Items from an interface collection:

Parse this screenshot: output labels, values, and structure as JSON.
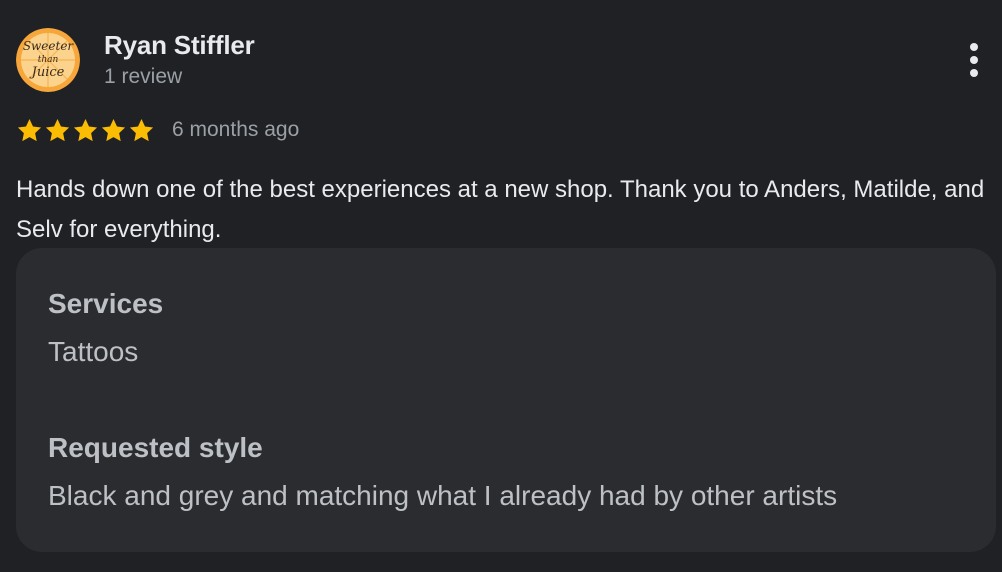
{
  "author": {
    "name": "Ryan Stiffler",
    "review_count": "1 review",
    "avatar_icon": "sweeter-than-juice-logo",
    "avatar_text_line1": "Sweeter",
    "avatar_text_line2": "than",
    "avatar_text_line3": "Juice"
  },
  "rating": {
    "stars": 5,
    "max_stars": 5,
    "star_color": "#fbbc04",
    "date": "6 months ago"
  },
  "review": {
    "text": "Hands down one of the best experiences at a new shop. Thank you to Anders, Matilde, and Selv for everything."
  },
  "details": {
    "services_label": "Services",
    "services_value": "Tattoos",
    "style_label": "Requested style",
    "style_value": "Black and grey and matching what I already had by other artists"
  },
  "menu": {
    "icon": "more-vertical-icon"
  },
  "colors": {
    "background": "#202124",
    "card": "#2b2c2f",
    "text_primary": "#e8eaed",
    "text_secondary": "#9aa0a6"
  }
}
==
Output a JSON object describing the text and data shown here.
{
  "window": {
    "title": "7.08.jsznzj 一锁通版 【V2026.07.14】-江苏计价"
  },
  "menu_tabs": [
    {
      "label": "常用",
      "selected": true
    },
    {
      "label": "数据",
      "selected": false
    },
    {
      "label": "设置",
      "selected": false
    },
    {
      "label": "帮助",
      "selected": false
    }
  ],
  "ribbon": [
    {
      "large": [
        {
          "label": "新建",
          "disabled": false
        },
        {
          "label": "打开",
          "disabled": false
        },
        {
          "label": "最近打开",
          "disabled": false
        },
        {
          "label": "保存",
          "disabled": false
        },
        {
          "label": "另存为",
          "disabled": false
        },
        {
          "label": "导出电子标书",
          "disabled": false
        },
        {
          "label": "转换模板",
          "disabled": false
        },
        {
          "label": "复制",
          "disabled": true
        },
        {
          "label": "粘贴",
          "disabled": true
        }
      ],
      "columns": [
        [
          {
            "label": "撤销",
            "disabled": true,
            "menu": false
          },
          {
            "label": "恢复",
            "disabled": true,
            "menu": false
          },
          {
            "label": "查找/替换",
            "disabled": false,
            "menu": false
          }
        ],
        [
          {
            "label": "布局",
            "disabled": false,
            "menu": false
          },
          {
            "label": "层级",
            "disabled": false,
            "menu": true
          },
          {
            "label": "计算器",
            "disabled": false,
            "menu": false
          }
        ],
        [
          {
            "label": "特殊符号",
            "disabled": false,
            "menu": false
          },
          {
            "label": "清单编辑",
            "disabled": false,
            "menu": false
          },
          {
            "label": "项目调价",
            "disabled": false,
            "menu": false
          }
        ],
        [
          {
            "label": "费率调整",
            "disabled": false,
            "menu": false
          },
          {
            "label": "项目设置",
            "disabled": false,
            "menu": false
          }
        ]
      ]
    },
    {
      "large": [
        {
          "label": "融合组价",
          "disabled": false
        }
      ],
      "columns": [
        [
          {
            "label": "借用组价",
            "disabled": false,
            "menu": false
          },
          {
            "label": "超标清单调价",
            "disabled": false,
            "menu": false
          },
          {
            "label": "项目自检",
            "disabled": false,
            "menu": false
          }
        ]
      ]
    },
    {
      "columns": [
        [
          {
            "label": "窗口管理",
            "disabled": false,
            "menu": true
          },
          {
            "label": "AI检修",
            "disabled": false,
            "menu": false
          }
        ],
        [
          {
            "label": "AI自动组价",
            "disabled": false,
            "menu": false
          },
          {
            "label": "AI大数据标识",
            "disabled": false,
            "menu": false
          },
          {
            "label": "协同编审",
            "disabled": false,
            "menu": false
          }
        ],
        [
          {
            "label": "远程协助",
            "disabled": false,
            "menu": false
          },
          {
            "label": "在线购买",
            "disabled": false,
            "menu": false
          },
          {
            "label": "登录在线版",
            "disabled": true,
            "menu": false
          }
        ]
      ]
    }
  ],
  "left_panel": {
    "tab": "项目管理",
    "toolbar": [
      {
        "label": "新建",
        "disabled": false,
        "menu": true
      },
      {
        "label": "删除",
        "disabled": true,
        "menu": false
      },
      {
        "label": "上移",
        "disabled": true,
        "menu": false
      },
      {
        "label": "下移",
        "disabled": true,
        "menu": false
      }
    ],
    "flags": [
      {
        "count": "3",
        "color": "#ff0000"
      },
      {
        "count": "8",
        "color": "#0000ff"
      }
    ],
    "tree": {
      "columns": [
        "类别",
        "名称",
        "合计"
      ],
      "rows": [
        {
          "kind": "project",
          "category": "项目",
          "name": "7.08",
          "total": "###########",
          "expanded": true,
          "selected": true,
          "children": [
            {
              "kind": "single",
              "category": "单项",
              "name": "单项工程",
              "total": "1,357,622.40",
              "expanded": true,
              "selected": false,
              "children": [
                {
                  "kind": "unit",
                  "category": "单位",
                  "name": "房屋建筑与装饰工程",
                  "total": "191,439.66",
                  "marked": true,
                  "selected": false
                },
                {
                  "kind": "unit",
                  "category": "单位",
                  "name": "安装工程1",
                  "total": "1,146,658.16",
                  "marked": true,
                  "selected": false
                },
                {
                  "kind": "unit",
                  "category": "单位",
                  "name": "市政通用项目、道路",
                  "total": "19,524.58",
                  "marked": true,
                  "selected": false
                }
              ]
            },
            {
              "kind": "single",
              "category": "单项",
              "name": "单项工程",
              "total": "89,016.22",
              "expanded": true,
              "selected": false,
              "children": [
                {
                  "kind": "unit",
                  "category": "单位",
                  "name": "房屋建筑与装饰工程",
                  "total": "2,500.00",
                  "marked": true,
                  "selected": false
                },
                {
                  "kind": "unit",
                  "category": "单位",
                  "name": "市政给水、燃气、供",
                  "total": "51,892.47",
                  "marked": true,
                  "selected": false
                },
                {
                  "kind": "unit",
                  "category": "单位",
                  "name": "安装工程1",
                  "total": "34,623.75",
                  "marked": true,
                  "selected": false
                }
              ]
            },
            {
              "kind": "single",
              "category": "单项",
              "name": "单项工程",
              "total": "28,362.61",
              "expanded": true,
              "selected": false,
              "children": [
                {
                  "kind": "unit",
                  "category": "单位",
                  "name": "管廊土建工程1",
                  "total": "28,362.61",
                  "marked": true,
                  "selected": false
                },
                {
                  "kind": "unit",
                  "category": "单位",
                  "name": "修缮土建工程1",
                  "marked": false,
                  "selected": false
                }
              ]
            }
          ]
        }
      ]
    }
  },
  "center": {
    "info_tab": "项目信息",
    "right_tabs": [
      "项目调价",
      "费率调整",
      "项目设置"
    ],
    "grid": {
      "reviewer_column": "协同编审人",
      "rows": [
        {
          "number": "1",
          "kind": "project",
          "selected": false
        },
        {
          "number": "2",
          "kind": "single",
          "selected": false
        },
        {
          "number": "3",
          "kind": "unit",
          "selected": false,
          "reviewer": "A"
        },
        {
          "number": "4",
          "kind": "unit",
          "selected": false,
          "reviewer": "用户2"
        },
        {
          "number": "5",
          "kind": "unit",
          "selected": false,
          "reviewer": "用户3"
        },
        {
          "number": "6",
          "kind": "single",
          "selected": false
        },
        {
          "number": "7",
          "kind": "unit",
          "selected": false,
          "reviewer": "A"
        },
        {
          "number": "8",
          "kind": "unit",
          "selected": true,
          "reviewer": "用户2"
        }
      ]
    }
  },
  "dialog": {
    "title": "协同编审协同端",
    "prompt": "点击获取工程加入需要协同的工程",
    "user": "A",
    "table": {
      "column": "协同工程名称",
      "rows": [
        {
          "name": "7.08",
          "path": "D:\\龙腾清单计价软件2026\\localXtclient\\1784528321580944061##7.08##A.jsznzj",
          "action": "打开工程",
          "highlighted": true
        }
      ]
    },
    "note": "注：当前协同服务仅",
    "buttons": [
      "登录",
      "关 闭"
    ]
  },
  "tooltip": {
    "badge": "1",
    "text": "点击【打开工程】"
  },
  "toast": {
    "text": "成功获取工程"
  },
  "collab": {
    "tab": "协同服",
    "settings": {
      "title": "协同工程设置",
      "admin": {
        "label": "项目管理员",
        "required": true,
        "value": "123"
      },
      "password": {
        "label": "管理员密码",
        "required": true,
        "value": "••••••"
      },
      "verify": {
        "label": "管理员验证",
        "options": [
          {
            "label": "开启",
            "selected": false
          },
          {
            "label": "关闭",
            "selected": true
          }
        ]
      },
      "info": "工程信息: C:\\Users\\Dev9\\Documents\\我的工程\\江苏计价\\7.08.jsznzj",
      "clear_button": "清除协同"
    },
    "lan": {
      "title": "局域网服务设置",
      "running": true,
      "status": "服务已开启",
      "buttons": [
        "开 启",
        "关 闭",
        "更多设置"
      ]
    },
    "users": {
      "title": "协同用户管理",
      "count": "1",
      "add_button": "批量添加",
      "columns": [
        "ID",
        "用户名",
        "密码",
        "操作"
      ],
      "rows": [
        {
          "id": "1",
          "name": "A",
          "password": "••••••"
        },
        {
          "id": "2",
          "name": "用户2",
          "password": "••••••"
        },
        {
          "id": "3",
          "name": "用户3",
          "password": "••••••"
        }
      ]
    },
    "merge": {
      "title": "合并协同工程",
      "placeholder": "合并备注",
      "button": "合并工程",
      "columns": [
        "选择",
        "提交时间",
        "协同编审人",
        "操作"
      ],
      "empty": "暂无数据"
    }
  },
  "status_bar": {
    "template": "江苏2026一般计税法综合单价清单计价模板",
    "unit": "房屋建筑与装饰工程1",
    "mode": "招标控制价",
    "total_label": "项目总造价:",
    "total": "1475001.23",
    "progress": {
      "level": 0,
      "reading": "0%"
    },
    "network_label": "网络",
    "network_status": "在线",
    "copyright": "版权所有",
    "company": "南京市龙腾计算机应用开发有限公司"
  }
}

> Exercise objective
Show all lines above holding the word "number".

> Expected answer
          "number": "1",
          "number": "2",
          "number": "3",
          "number": "4",
          "number": "5",
          "number": "6",
          "number": "7",
          "number": "8",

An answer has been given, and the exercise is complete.